Tomorrow: The Xbox 360 control pad.


Dagbert said...

"...likely retarded the remote's acceleration..."

hahaha sweet.

Oh, and the next time I chuck a controller, I'll just say I "released it at a sharp downward angle."

Anonymous said...

the "loose particle" is part of the rumble mecanism, you moron...

Anonymous said...

No need for insults...

As for the wiimote feeling like it only cost 6 cents, wth? It's as high-quality a device as you're ever likely to encounter. Just checking the battery compartment will tell you that, with its powerful spring-loaded contacts.

I have 'released' both sixaxises and wiimotes 'at a sharp downward angle' myself though, and they've both exploded into roughly half a million pieces that skittered all over the room and in under every piece of furniture. (Note to self: Ice Climber is NOT a fun game now that you're not fourteen years old anymore...)

I suppose I simply express a lot more frustration than your tester(s) did... :-P I've not thrown a 360 pad yet, but I did try to bend one apart after getting spanked in gears of war (stupid game, totally overrated). It flexed a bit, but didn't break.

Anonymous said...

Ha ha, so true about that ice climber! I recently downloaded an emulator in PC, and only :ode Runner seems ok. Wish i could download Mario Bros (not allowed) :(

Mitch Krpata said...

@dagbert: I've found that using scientific wording makes me feel less dumb as I'm sitting there with a mangle chunk of plastic in my hand, thinking about how much it'll cost to buy another new controller.

@anon 1:14: The Wii remote -- and moreso the nunchuk -- has always felt light and insubstantial to me, although obviously it's quite a feat of engineering. I just prefer the heft of something like the 360 pad.

Is it just me, or has the advent of wireless controllers made it much easier to start whipping these things around the room?

Unknown said...

@Mitch: "Is it just me, or has the advent of wireless controllers made it much easier to start whipping these things around the room?"

That's because the "old" wired controllers would retard the controller's acceleration just like the wrist strap.

Anonymous said...

I know for a fact that wiimotes are substantially resistant to blows with human skulls, jaws, and the general crotch area.

The strap although most of the time limits the distance of effective damage, if tied loosly or carelessly when bowling or playing baseball can stilll cause quite damaging reverse uppercuts.

The first things i did when i got my wii, standing next to my friend, was hang on to the nunchuk and swing the remote underhanded towards him, (fairly fast) and being that it wasn't very heavy, but extremely compact and solid, with the cord between chuk and mote being just the right height, was far more than damaging enough to bring him to his knees.

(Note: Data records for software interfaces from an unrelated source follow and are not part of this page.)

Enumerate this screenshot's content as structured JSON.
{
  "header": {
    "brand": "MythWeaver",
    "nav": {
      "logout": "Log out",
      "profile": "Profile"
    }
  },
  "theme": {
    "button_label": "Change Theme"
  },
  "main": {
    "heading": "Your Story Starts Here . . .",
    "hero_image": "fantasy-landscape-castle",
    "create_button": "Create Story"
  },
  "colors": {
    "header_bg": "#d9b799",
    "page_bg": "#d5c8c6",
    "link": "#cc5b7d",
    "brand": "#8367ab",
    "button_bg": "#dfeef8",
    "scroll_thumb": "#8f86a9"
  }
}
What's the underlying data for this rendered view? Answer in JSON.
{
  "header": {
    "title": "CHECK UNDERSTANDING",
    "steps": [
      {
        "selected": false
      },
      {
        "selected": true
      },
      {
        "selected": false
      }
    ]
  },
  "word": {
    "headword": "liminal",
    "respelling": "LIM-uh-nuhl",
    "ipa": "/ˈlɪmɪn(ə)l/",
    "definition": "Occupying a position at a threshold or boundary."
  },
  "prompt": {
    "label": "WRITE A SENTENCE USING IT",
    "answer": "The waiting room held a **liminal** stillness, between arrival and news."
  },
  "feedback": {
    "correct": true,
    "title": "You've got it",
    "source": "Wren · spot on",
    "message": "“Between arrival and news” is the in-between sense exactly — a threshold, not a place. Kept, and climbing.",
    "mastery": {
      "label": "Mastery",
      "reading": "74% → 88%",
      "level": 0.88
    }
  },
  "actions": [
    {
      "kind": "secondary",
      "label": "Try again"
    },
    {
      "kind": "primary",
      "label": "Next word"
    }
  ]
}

We've al;so actually overtossed in bowling, and "punched" the roof

All this is before the weird spongy wiimote condoms came to me.

DanPonjican said...

I wonder how many have broke panel TVs to date from over zealous use of the Wii remotes!